Car Accident Victims Be Aware - You May Lose Your Right To Sue If You Challenge Your Insurer's Denial of No-Fault Benefits
On June 30, 2017 an upstate Appellate Court agreed that a lower Supreme Court Justice properly dismissed a car accident victim's lawsuit for a wrist injury because he unsuccessfully challenged his insurer's denial of "no-fault" benefits. All of us are entitled to demand that our automobile insurance company provide us with reimbursement for our lost wages and medical expenses (regardless of whose at fault for the accident) when we suffer injuries in a car accident. You can simultaneously file a lawsuit against the owner and driver of the offending vehicle and demand an arbitration hearing against any insurance company that fails to pay those benefits it contracted to pay.
If the insurance company refuses to pay your "No-Fault Insurance" benefits--you have the right to an arbitration hearing where an arbitrator (likely more favorable to the insurance company who pays their fees) will decide whether your injury is related to the accident. If the arbitrator finds that your - let's say wrist injury - was unrelated to the accident, the insurance company's decision to deny benefits will be upheld. So what happens if you have a lawsuit for injuries caused by the car accident and the insurance company denies your claim for lost wages or medical expenses? You risk being deprived of your right to a jury trial.
The Court in Rozewski v Trautman, 2017 WL 2820241 found that the Arbitrator's decision finding the plaintiff's wrist injury was not caused by the accident was binding and justified the dismissal of plaintiff's lawsuit without any trial. The Court relied on a legal theory called "collateral estoppel" which says that if you had a full and fair opportunity to litigate an identical issue in one forum - you don't get a second bite of the apple.

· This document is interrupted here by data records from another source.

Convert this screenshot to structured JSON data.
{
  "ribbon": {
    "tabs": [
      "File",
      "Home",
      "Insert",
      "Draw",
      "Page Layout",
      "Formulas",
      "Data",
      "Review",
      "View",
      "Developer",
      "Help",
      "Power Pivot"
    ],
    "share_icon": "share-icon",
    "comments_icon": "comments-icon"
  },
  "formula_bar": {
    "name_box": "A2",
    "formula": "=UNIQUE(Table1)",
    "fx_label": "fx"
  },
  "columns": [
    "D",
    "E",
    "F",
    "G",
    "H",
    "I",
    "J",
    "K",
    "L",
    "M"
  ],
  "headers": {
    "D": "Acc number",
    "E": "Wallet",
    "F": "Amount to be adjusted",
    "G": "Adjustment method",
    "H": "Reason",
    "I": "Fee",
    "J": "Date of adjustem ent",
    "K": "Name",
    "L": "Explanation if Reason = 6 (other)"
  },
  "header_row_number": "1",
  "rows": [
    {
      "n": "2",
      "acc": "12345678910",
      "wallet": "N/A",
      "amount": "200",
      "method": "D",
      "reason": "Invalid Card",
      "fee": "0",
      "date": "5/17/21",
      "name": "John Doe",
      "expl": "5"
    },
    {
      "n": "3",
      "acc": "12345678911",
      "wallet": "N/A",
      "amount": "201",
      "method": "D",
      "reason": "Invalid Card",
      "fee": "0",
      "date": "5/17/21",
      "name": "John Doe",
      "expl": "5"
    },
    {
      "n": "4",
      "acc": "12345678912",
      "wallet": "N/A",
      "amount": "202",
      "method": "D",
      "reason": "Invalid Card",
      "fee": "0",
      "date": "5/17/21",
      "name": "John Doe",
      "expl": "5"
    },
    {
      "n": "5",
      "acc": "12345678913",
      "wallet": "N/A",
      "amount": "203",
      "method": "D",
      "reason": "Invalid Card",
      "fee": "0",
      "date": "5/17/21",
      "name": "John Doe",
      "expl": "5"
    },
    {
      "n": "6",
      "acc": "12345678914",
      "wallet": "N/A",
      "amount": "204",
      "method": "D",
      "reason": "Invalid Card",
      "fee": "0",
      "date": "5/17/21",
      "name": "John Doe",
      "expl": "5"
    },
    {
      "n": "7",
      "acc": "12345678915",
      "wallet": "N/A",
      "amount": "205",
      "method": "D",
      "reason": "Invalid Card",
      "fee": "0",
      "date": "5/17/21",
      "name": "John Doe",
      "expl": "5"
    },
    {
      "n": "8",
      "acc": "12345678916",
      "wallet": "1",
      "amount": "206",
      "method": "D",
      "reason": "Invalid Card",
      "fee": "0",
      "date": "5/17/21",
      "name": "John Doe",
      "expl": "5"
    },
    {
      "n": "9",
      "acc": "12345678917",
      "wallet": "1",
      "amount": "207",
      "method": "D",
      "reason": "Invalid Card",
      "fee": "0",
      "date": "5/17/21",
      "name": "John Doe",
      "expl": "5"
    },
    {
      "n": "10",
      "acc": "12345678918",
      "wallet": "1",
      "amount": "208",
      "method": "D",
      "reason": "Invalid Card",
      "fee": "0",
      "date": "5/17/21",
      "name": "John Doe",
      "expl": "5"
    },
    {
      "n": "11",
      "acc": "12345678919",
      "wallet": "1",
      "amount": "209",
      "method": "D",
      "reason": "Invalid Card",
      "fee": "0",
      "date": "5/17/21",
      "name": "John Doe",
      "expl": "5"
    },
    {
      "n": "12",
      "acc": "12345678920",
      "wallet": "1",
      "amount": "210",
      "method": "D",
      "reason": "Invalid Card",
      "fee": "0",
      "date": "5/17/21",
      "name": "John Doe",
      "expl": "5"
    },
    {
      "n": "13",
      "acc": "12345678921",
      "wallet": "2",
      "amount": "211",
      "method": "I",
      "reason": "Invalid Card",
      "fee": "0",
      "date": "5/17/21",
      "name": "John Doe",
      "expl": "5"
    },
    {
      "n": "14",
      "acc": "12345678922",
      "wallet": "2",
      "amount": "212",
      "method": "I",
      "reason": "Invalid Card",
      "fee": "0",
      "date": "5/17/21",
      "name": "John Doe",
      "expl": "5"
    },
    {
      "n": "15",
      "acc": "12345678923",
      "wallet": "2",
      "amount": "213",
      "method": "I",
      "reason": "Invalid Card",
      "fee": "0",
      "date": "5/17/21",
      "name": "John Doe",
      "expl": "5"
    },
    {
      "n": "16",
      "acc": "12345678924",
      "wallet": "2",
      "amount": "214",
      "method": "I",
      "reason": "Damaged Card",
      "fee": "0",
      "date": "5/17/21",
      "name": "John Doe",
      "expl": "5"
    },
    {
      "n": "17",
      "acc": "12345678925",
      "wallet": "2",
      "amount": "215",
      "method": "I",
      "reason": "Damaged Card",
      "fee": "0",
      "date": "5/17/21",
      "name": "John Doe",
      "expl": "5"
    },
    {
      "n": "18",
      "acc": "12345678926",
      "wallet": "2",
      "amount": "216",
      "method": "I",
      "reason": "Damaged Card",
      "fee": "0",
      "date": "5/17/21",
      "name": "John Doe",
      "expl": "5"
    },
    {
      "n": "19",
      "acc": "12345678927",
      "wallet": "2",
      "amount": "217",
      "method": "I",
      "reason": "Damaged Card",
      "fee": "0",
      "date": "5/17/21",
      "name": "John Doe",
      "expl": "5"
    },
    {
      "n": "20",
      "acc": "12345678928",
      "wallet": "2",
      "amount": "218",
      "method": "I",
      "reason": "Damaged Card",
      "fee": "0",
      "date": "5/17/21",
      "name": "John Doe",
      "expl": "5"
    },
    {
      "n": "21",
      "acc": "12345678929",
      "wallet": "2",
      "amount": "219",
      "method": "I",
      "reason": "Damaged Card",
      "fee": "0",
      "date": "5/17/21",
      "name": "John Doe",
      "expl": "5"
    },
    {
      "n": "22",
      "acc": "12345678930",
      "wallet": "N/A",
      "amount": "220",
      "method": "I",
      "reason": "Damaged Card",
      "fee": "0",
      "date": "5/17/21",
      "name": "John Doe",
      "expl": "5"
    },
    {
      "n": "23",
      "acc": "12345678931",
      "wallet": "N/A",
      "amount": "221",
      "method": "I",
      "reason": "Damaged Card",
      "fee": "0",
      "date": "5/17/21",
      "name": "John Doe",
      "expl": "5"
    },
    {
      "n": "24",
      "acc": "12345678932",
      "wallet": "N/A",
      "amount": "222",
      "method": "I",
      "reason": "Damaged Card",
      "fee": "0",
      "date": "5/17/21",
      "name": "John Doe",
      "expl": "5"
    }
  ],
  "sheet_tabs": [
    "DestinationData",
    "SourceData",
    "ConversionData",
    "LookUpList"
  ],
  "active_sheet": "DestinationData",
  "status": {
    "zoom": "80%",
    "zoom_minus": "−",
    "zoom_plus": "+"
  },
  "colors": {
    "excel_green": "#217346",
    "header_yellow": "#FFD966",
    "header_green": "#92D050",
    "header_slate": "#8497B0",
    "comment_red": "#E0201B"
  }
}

The lesson to be learned is to fully consider not challenging the refusal of the insurance company to pay benefits until after the lawsuit is resolved (if at all)--just add those lost wages and medical expenses to your claim and let a jury decide.